Discovery Channel is the midst of its beloved wet, wild (and educational!) annual week celebrating sharks, but it may have gone a step too far when it pulled one over on viewers Sunday night.
Shark Week 2013 kicked off with "Megalodon: The Monster That Lives," about a team of marine biologists and shark enthusiasts searching off the coast of South Africa for an ancient, massive prehistoric shark with an unmatched bite force of up to 18.2 tons.
The trouble is, megalodon doesn't exist -- at least not any more.
The "murderer of the sea" last lived 1.5 million years ago (and stretching back 28 million years), but the only indication Discovery gave that the special wasn't strictly factual was a brief disclaimer flashed at the end of the presentation:
“Though certain events and characters in this film have been dramatized, sightings of [the giant creature] continue to this day. Megalodon was a real shark. Legends of giant sharks persist all over the world. There is still debate about what they might be."
Discovery's fans, who have come to rely on the network's "non-fiction content that informs and entertains its consumers about the world and all its wonder, diversity and amazement," were furious, and they weren't shy about letting the channel know on social media.
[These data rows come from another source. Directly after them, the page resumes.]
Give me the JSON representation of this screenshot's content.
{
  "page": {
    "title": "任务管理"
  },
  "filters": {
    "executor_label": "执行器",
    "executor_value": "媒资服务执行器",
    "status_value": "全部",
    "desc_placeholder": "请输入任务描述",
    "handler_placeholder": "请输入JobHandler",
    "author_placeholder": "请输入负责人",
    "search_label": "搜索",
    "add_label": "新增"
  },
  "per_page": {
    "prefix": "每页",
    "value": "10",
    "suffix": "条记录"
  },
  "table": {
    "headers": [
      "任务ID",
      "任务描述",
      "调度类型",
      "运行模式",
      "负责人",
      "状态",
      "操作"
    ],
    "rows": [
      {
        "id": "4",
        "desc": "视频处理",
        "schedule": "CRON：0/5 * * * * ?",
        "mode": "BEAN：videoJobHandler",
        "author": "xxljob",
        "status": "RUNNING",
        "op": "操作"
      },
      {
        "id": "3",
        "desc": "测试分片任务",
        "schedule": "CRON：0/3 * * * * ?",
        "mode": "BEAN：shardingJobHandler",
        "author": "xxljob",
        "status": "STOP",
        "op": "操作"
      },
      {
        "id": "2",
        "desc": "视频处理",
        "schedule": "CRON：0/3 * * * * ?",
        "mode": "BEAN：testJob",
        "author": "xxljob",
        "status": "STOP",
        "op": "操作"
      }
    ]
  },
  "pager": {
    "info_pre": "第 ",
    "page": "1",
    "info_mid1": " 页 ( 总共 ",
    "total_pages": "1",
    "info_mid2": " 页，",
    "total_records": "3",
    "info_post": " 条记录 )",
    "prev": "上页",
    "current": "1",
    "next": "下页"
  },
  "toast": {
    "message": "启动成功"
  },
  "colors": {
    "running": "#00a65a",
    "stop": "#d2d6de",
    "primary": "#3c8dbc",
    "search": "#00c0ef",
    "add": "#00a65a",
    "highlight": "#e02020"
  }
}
The criticism spilled from "Megalodon"-related posts on Discovery's Facebook page to its promotions for Monday and Tuesday night's content, with people demanding apologies and threatening to abandon the network.
But Discovery's Shark Week producers were standing by the film, pointing to the disclaimer aired along with the special.
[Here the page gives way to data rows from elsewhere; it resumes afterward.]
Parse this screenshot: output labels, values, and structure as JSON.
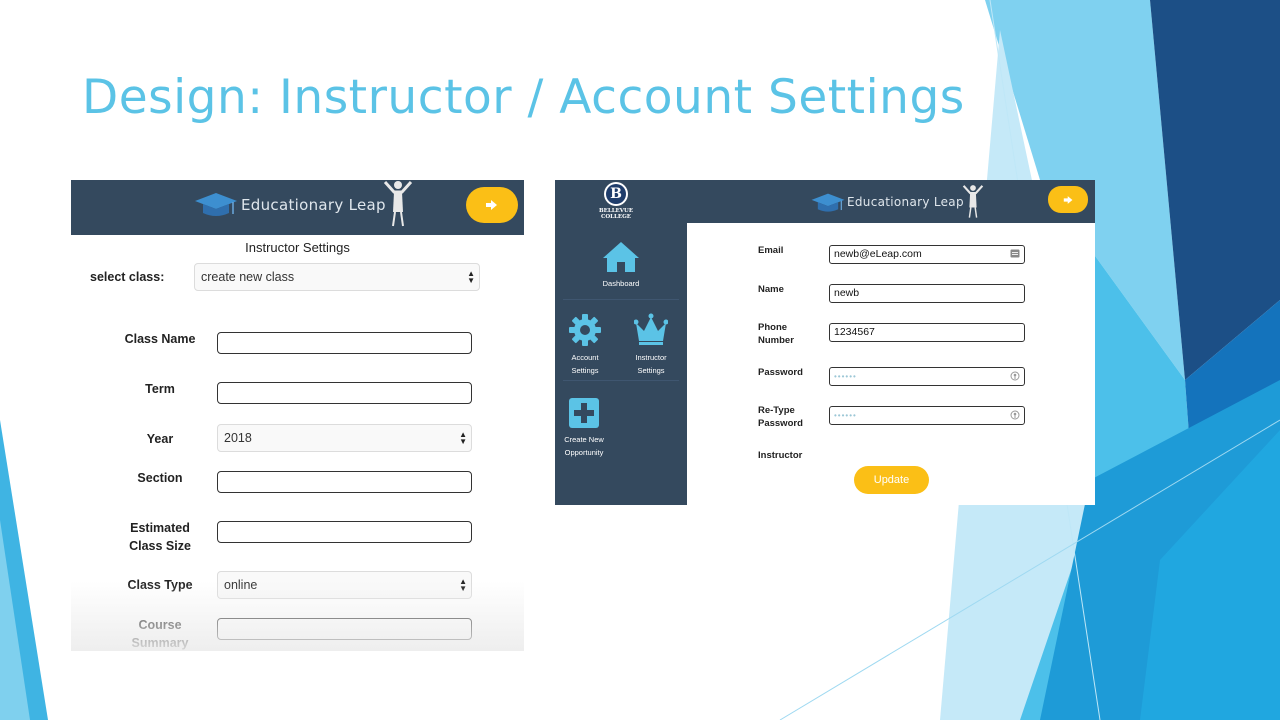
{
  "slide": {
    "title": "Design: Instructor / Account Settings"
  },
  "colors": {
    "title": "#5bc3e6",
    "nav_bg": "#34495e",
    "accent": "#fbbf16",
    "deco_blue": "#1e9bd7"
  },
  "app": {
    "logo_text": "Educationary Leap",
    "exit_icon": "exit-icon"
  },
  "instructor_settings": {
    "heading": "Instructor Settings",
    "select_class_label": "select class:",
    "select_class_value": "create new class",
    "fields": {
      "class_name": {
        "label": "Class Name",
        "value": ""
      },
      "term": {
        "label": "Term",
        "value": ""
      },
      "year": {
        "label": "Year",
        "value": "2018"
      },
      "section": {
        "label": "Section",
        "value": ""
      },
      "class_size": {
        "label_line1": "Estimated",
        "label_line2": "Class Size",
        "value": ""
      },
      "class_type": {
        "label": "Class Type",
        "value": "online"
      },
      "course_summary": {
        "label_line1": "Course",
        "label_line2": "Summary",
        "value": ""
      }
    }
  },
  "account_settings": {
    "college_logo_letter": "B",
    "college_name": "BELLEVUE",
    "college_sub": "COLLEGE",
    "sidebar": {
      "dashboard": "Dashboard",
      "account_settings_line1": "Account",
      "account_settings_line2": "Settings",
      "instructor_settings_line1": "Instructor",
      "instructor_settings_line2": "Settings",
      "create_line1": "Create New",
      "create_line2": "Opportunity"
    },
    "form": {
      "email_label": "Email",
      "email_value": "newb@eLeap.com",
      "name_label": "Name",
      "name_value": "newb",
      "phone_label_line1": "Phone",
      "phone_label_line2": "Number",
      "phone_value": "1234567",
      "password_label": "Password",
      "password_value": "••••••",
      "retype_label_line1": "Re-Type",
      "retype_label_line2": "Password",
      "retype_value": "••••••",
      "instructor_label": "Instructor",
      "update_label": "Update"
    }
  }
}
“With a whole week of Shark Week programming ahead of us, we wanted to explore the possibilities of Megalodon,” said Michael Sorensen, executive producer of Shark Week.
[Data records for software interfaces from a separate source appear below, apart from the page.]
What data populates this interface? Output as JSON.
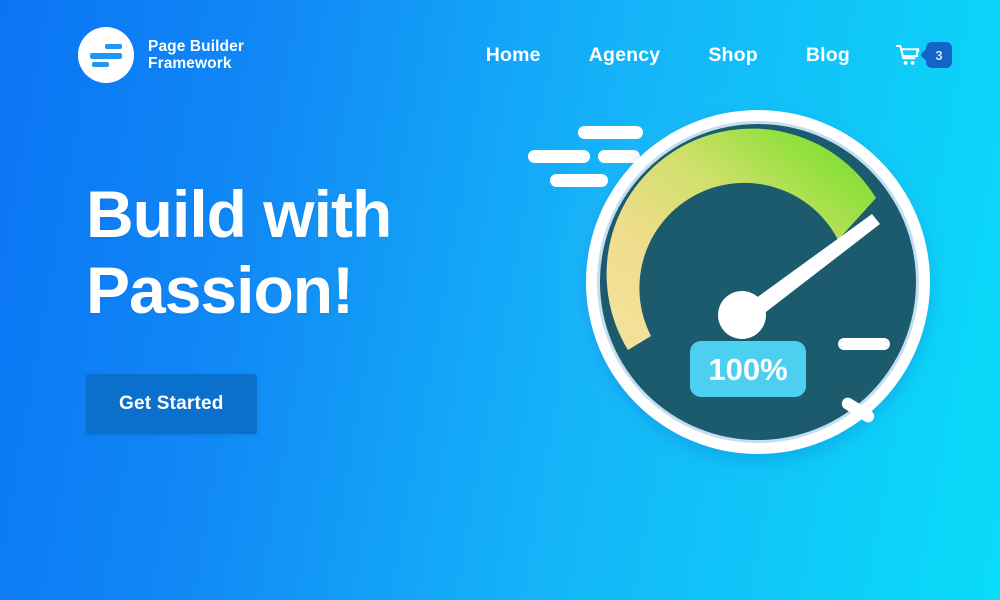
{
  "brand": {
    "logo_icon": "page-builder-logo-icon",
    "name_line1": "Page Builder",
    "name_line2": "Framework"
  },
  "nav": {
    "items": [
      {
        "label": "Home"
      },
      {
        "label": "Agency"
      },
      {
        "label": "Shop"
      },
      {
        "label": "Blog"
      }
    ],
    "cart": {
      "icon": "shopping-cart-icon",
      "badge_count": "3"
    }
  },
  "hero": {
    "headline_line1": "Build with",
    "headline_line2": "Passion!",
    "cta_label": "Get Started"
  },
  "illustration": {
    "name": "speedometer-gauge-illustration",
    "score_label": "100%",
    "speed_lines": "speed-lines-icon",
    "needle": "gauge-needle-icon"
  },
  "colors": {
    "bg_gradient_start": "#0b74f5",
    "bg_gradient_end": "#09dcf8",
    "cta_blue": "#0b6fcc",
    "badge_blue": "#1464c8",
    "gauge_face": "#1a5a6e",
    "gauge_ring": "#ffffff",
    "arc_yellow": "#f0dc8c",
    "arc_green": "#6edc28",
    "score_badge": "#4dd0f0"
  }
}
“It’s one of the most debated shark discussions of all time, can Megalodon exist today?" he said. "It’s Ultimate Shark Week fantasy. The stories have been out there for years and with 95% of the ocean unexplored, who really knows?”
"Megalodon" drew easy comparisons to Animal Planet's "Mermaids: The New Evidence" which aired in May and confused and angered viewers. Animal Planet similarly aired its mockumentary the way it would with a real educational program, with a similar disclaimer at the end.